Later that day, we went to the Kunsthal Rotterdam, designed by the (in)famous Rem Koolhaus. This contemporary art museum had intriguing elevation transitions and a pretty fun use of color. My hastily done sketch here shows an auditorium within the building.
Most of this day was dedicated to a bus ride from Rotterdam, Netherlands, to Cologne, Germany. The single stop we made was the Museum Insel Hombroich. It was instantly a crowd favorite. The “museum” feels more like a park with a large landscaped area filled with groves of trees, manicured gardens, and open plains. Nestled into the landscape are simple and elegant buildings designed to be inhabitable sculptures. After days of exhausting travel in brand-new cities, this escape to nature was just what I needed. This is the only sketch I made that day. I don’t really like it. I tried to capture the staghorn sumac growing near the water, because seeing this plant reminded me so much of home and my childhood, but honestly, I was more interested in wandering than drawing that day and I’m glad that was the case.

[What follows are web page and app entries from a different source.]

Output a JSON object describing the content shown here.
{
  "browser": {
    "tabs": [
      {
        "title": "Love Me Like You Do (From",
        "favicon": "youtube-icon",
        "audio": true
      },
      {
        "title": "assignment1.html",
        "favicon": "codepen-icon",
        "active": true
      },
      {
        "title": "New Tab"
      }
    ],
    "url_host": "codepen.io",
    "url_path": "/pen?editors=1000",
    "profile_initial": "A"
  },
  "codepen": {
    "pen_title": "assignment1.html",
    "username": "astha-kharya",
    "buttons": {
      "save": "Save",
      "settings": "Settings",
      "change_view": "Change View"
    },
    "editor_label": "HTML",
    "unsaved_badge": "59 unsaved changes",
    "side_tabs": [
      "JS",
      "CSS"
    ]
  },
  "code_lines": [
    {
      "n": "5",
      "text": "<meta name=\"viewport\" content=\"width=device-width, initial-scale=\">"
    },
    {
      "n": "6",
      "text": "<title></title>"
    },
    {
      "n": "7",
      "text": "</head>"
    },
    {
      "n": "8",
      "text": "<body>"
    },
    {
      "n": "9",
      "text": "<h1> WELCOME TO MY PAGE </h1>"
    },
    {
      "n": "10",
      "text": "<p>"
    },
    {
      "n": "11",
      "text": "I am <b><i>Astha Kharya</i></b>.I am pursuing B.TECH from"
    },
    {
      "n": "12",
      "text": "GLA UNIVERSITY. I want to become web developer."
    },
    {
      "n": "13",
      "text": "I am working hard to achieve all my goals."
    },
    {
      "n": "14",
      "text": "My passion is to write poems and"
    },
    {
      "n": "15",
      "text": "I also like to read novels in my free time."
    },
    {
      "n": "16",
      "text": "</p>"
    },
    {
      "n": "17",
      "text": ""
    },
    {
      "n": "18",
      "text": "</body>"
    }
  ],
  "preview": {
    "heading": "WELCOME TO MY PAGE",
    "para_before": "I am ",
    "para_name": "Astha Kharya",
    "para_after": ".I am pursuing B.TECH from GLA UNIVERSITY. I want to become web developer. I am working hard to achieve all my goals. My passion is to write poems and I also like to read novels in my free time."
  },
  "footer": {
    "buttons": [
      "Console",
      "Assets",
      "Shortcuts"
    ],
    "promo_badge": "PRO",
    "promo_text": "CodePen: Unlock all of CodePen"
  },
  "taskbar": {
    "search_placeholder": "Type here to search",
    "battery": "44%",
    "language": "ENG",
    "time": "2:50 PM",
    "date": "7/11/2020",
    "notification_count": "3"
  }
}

On our final day, we went to the Kolumba Museum, designed by Peter Zumthor. The museum and art collection were built around the ruins of an old church and this instantly became a new favorite building for me. The material tectonics fascinated me and I loved the organization and design of the courtyards in the back of the building. The exterior facade encorporated the old church facade in a way that felt authentic, modern, and historical all at once.
Before Zumther, however, we first visited the famous Kolner Dom (Cologne Cathedral.) This was the first Gothic Cathedral I had seen in person. I can now safely say that I understand the hype. Seeing it in person and climbing up the MANY flights of stairs to the top of the bell tower in the early morning is not an experience I could replicate in quick sketches or photos.
As breathtaking as it was, the experience started uneasily for me. This was due in part to a lack of sleep and travel fatigue, but it was also strange for me to visit a cathedral in a secular academic context. I attended Lutheran schools from kindergarten all the way through high school, so school-related trips to religious institutions are not foreign to me, but my brain has yet to figure out what to do with itself when I visit places like the Kolner Dom in groups where personal beliefs aren’t really shared or talked about readily. This, combined with the antagonism often created between Catholicism and Protestants and my own personal struggle of balancing my personal faith and relationship with God with the history of harm caused by organized religion, left me on edge. But the building was beautiful, and I wanted to draw it. So, after we students were set free to either explore the cathedral more or head out into the city, I sat in a pew to draw what I saw.
As I began to sketch, the irony of the situation settled on me. I felt like my experience in the Museum Insel Hombroich the day before had been much more spiritual than the one I was having in the Cathedral. There had been fewer mental and emotional barriers between me and my faith when I wandered through sumac than here in the church. No grand revelations or insights followed that thought. I formed no conclusions about myself or the world around me. But as I listened to the familiar organ music that began playing and continued to draw, I calmed down significantly until I eventually experienced a quiet peace. I was very glad that I had stayed.